Crazy or not, he died doing something he was passionate about.
Where does Brutus live now? How often does he get to travel?
Brutus lives at MT Grizzly Encounter Sanctuary with four other rescued grizzly bears. He travels just as needed — about a dozen times a year for film, educational shows, etc. This is all part of Brutus's extracurricular activities. We only do it because he loves the change of scenery and the human attention. If he ever becomes uncomfortable doing it, then we will stop. He's the boss.
How many movies/commercials/etc has he starred in?
Brutus is an up-and-coming star. At seven years-old, he is just now getting to the size that is attractive for TV and film. But he has a good start on a resume doing various TV spots and films. We are still waiting for his big breakout movie, and when people get to know him, his back story, and see his excitement for the spotlight, he will be the George Clooney of the grizzly world.
He was your best man?
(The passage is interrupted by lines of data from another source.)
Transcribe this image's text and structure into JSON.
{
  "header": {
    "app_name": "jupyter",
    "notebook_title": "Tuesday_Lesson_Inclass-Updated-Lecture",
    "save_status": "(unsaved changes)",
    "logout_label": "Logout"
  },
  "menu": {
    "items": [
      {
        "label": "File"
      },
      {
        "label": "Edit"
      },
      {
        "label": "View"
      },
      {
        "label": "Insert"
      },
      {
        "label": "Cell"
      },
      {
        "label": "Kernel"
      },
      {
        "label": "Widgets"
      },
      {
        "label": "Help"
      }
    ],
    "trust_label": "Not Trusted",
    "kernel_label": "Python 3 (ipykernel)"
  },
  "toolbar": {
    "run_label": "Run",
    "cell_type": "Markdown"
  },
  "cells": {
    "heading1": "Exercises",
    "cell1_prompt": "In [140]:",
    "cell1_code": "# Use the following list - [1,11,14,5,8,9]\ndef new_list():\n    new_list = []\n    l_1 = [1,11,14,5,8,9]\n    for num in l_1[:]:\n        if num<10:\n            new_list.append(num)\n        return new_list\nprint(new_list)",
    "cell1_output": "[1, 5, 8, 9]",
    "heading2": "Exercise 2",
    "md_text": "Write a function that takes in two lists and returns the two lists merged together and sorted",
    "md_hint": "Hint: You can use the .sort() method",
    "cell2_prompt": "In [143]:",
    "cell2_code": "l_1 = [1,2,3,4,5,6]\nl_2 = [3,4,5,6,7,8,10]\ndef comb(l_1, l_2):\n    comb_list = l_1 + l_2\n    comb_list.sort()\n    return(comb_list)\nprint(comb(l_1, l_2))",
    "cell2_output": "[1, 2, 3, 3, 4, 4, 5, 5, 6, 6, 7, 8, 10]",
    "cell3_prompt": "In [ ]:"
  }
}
Explain!
Brutus did attend my wedding, but for obvious safety concerns, he did not walk down the aisle. He would have made a great ring "bearer." But after the ceremony, he did pose for wedding photos, had a slice of the wedding cake, and was awed over by the wedding attendees. He will always be my best man. We have been through so much together over the years, and have learned so much from each other.
Anything else about Brutus you would like people to know?
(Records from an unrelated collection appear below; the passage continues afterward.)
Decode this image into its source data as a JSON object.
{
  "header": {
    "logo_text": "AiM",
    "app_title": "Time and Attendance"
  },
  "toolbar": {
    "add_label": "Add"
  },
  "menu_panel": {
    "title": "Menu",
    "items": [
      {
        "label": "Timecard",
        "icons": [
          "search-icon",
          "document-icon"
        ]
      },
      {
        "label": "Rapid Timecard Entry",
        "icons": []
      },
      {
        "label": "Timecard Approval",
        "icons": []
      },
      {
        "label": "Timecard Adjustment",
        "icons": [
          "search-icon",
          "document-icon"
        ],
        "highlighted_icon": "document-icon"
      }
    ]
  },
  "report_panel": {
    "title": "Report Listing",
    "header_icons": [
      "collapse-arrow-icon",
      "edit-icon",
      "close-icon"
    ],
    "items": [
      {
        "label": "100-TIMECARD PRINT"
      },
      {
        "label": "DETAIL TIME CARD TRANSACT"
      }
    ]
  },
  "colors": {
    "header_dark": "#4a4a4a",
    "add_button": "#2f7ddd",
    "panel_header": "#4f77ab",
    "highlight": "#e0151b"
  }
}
He is a comedian. He actually has a sense of humor and really likes people. He loves to take the hat off of your head. And when I come home from a long journey, he usually lets me spend an hour or two loving on him. He has taught me patience and how to fight for what I believe in. I know that I have saved Brutus's life, but he saved mine too. He gave me purpose, and the inspiration to try and make a difference in the world. He has always been the symbol of what we are fighting for.
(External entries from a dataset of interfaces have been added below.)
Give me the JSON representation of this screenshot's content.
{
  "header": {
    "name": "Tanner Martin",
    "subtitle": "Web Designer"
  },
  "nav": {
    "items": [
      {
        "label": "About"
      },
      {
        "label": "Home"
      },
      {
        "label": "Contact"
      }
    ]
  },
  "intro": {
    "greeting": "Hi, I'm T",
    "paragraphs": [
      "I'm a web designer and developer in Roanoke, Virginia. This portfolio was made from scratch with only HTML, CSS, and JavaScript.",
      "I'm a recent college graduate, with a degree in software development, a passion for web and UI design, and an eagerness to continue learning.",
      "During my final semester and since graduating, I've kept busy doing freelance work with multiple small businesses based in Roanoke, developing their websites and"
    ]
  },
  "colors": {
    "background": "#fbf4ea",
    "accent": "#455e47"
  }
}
Grizzlies as Pets
Casey Anderson, Expedition Grizzly Presenter, Naturalist
I by no means advocate people having grizzly bears as pets. In fact, that’s the very mess we are cleaning up with our rescue mission. No one should ever approach a bear whether it’s captive or wild. Two of the bears at our sanctuary are the result of people hoping to make “pets” of grizzlies and realizing after 18 years of living in small cages and being neglected, it was a bad idea. The responsibility of giving a bear a good captive life costs millions of dollars and is a lifelong commitment.
My relationship with Brutus is extremely unique. It comes from years of experience and training. And Brutus is an exceptional bear. Brutus’ life is about 90 percent bear. He runs, swims, and digs with the other bears in the sanctuary. But Brutus loves the 10 percent human part of his life also. We don’t make him do it, he wants to. It’s his extracurricular activity, and he enjoys the stimulus. It’s not only our responsibility to keep him physically healthy, but mentally healthy, and this includes his human activities. He gets excited when we pull his trailer up. He knows he is going somewhere and that he is going to have an unique experience that will leave him stimulated and fulfilled.
Together with his excitement and my passion for education, we touch the world and form a bridge between wild things and man. Through this bond, it is my hope that someday, there will be no captive grizzly bears, and that there will be a healthy population in the wild where they belong.
See more @ Expedition Grizzly | National Geographic